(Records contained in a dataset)
+++++
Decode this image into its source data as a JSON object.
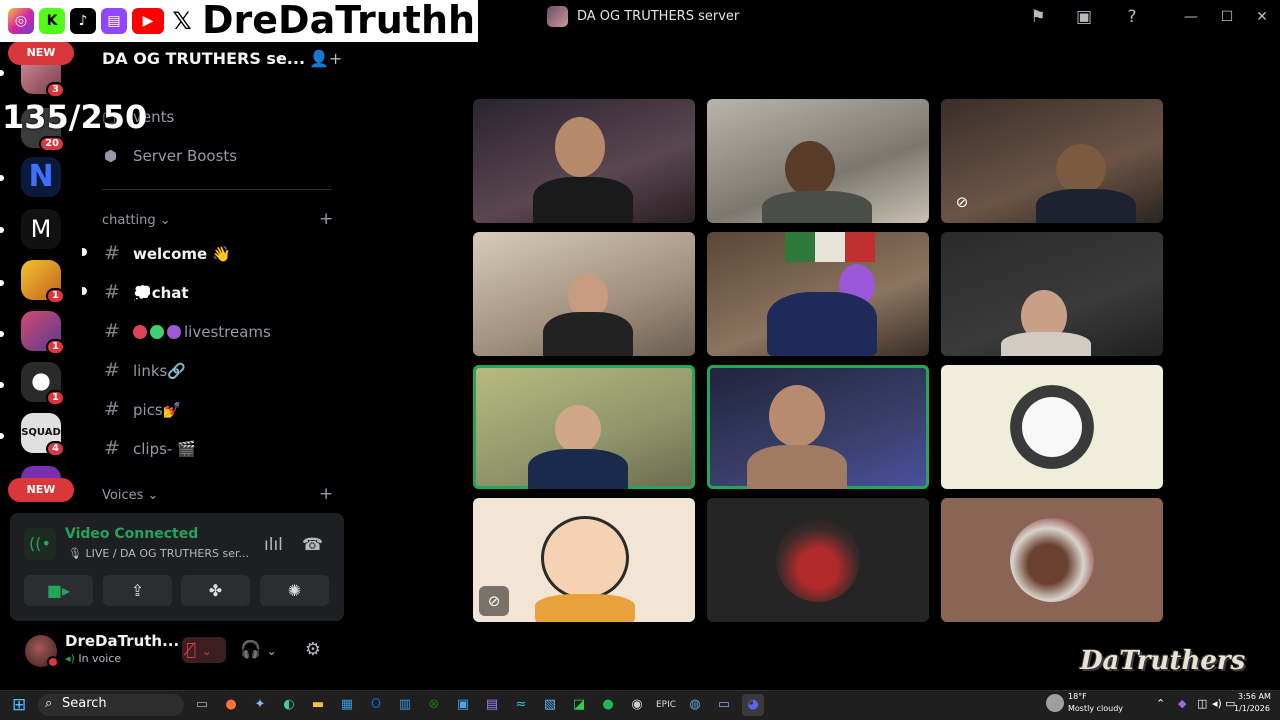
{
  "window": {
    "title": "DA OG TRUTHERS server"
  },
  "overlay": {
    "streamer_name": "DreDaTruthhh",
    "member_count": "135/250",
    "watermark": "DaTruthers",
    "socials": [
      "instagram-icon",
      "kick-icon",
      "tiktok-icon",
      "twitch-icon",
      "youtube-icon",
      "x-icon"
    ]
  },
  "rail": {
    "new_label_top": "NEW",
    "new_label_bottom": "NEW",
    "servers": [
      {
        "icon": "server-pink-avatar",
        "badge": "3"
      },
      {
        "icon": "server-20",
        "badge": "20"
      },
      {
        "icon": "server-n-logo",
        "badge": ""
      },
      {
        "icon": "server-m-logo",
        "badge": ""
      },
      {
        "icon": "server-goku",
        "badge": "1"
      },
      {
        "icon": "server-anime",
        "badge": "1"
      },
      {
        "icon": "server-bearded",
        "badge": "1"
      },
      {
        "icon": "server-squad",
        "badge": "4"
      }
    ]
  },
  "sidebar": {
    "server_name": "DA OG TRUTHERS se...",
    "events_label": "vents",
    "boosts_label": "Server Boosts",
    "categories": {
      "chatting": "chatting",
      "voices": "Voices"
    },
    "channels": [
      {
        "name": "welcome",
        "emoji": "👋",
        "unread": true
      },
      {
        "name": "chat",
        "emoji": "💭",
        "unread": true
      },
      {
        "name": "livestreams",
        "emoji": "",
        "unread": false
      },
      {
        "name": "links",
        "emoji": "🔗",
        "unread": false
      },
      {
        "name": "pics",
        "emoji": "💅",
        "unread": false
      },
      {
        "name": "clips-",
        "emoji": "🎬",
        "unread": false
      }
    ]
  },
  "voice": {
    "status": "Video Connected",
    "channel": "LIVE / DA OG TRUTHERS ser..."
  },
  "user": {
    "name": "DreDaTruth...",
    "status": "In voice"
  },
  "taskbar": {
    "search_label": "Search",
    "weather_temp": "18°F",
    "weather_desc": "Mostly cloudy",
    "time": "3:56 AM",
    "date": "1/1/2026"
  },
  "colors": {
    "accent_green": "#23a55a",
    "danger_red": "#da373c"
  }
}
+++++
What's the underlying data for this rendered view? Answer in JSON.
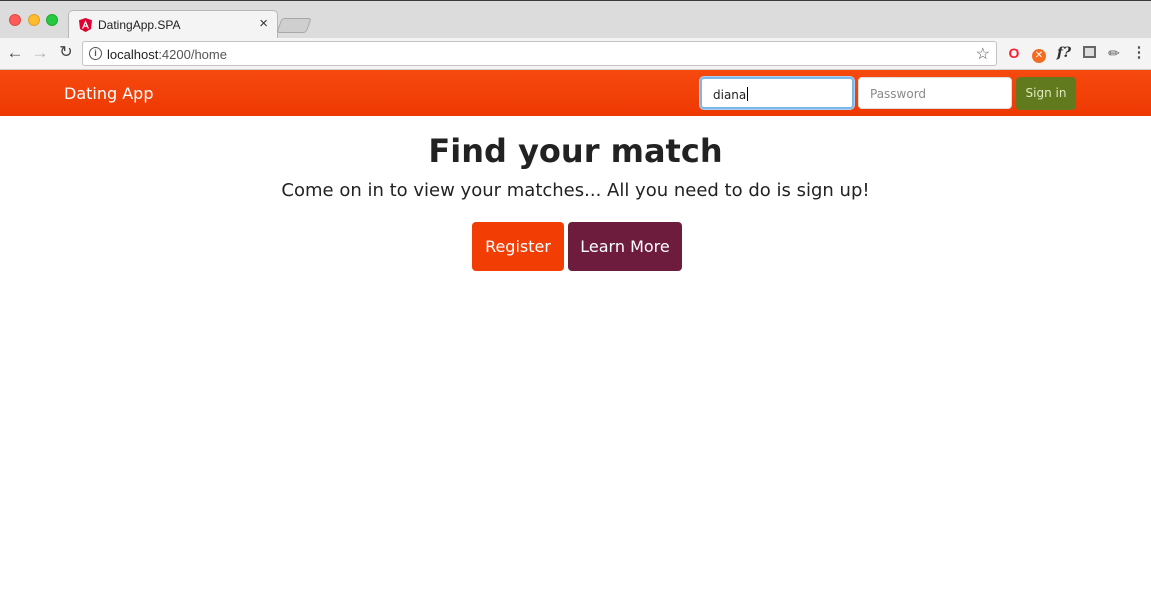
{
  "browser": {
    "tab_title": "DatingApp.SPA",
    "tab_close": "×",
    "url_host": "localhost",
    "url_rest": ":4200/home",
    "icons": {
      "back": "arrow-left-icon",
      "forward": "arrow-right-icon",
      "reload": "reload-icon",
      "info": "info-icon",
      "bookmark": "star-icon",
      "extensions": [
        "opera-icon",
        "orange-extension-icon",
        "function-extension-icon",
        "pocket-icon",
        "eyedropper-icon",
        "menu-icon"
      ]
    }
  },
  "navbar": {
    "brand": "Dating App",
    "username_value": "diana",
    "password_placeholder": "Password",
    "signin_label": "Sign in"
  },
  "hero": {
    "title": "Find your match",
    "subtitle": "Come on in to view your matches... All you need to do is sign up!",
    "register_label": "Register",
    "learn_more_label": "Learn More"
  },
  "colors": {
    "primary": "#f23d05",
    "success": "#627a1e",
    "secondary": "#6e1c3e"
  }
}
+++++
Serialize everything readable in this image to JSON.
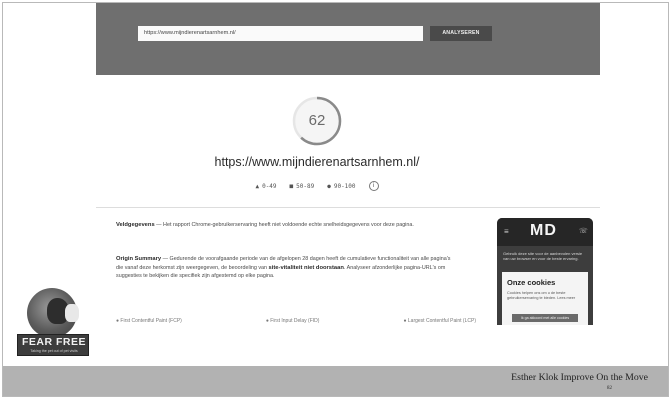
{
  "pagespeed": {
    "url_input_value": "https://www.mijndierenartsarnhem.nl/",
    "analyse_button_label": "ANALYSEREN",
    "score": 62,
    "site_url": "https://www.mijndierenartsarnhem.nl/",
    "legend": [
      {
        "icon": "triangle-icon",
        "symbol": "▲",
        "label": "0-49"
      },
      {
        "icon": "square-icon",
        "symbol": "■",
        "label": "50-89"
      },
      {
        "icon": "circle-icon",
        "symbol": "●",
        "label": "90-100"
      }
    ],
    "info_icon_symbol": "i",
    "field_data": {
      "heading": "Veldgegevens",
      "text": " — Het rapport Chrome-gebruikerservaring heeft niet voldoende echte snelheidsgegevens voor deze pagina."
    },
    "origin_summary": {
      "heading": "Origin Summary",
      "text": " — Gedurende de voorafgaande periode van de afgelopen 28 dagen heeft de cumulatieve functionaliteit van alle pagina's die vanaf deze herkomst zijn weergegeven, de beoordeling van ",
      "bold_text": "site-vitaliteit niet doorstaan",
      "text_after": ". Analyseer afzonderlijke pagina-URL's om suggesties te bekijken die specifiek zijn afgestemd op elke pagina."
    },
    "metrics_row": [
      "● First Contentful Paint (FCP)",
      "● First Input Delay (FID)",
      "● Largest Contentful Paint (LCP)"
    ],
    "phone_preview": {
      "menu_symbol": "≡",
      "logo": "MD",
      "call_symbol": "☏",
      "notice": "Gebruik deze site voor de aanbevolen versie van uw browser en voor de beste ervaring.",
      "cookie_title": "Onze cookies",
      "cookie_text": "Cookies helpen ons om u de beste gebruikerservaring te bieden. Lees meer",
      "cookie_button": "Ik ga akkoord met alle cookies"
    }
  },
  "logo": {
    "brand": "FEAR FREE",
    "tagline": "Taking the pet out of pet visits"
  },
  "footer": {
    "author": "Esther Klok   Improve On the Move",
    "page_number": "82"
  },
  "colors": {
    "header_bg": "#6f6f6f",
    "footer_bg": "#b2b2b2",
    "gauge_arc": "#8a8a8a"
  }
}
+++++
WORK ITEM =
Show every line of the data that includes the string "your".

RESPONSE =
    "title": "Find your match",
    "subtitle": "Come on in to view your matches... All you need to do is sign up!",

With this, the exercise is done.